Queer occult vs. “alt-right” occult: a very different take on the current political turmoil in the U.S. Disclaimer: I am not a practitioner but I find the idea that memes are a kind of magic provocative, to say the least. Thoughts?

Magick as strategy in World War Two: that the Nazis embraced their own twisted form of occultism isn’t news, but the possibility of the English fighting fire with fire in the form of Aleister Crowley is a new one on me. Fantasy, of course, but the facts it’s based on are arguably weirder.

16th-century English Tudor rose pendant unearthed near Moscow Kremlin: before we go all “how did it get there?!” keep in mind that England had a presence in Russia from the time of Ivan the Terrible (a prospective employer of John Dee – but that’s another story). Interestingly I first learned of Englishmen in Ivan’s Russia through Ann Swinfen’s historical fiction as she set one of her Christoval Alvarez books in Muscovy.

Photos: Secret ‘Hole’ to Hide Priests Revealed in Tudor Mansion: Archaeology, hidden passages, and spycraft, my favorites! Researchers used a 3D laser scanner to plot the priest hole’s location in Coughton Court, a “false hole” concealing the real one. Historians believe Nicholas Owens, English Catholic spy and escape artist, created it. Later several of the Gunpowder Plot conspirators used Coughton Court as a hideout.

rectangular alcove in a stone wall
Another priest hole, at Oxborough Hall, UK. By Alasdair Massie on Flickr, some rights reserved.

blogs of note

A few of my recurring online reads:

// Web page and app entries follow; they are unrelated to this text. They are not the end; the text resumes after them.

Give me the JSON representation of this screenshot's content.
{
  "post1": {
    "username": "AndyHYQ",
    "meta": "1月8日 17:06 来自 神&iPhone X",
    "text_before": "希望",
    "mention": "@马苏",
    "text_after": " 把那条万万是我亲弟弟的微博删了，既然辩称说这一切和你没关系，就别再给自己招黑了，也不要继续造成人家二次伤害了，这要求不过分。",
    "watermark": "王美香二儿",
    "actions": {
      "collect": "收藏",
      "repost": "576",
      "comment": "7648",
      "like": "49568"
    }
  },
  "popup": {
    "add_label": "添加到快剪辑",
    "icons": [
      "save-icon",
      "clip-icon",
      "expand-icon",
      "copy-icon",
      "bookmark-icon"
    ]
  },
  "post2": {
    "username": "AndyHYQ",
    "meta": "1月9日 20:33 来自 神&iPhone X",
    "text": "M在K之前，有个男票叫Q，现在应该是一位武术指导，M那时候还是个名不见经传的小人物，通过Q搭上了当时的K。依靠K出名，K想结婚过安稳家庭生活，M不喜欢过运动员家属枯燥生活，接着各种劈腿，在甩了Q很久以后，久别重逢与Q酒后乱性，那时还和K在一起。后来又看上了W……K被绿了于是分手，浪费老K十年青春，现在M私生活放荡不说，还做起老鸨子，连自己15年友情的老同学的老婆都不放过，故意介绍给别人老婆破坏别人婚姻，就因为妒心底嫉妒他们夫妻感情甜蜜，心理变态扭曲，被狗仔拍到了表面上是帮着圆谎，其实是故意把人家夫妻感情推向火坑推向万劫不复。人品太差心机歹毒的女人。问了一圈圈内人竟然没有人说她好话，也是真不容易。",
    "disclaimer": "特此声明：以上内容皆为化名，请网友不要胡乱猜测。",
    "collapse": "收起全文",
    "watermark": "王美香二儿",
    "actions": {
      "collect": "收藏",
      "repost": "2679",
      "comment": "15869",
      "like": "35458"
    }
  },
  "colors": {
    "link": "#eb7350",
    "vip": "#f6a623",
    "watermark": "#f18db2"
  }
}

We Are The Mutants: cold war pop culture with an occult bent. Articles of note: 1970s EVP equipment (warms the cockles of my In Search Of-loving heart), French New Wave cinema’s influence on Hollywood sci-fi, Dungeons and Dragons as occult gateway drug – in a good way. Quality writing on subjects that only seem unrelated.

David Halperin: religious studies prof and former UFO investigator, Halperin balances critical thinking and compassion. His series on the 1966 UFO incident in Westhall, Australia illustrates the unreliability of eyewitness accounts without ridiculing the witnesses, and his two-parter on “The Supernatural” presents a spin on Whitley Strieber’s famous “abduction” experiences that’s neither credulous nor dismissive.

Startling photo-realistic painting of grey alien with huge, slanted, ink black eyes and a Mona Lisa smile
The famous “Communion” cover, from the book’s Goodreads page. Included because 30 years on it still startles the crap out of me and I wanted to share the joy.

Halperin’s post on “The Supernatural” led me to Strieber’s co-author Jeffrey J. Kripal, another scholar of philosophy and religion. He emphasizes “robust and even conversation between the sciences and the humanities”, which I am ALL about. His book Kali’s Child: The Mystical and the Erotic in the Life and Teachings of Ramakrishna seems to have enraged and enlightened in equal measure, so surely he’s doing something right. $DEITY knows when I’ll have time to read his books, but this two-part interview on the Where Did The Road Go?  podcast serves as a useful primer on Kripal’s work and perspective.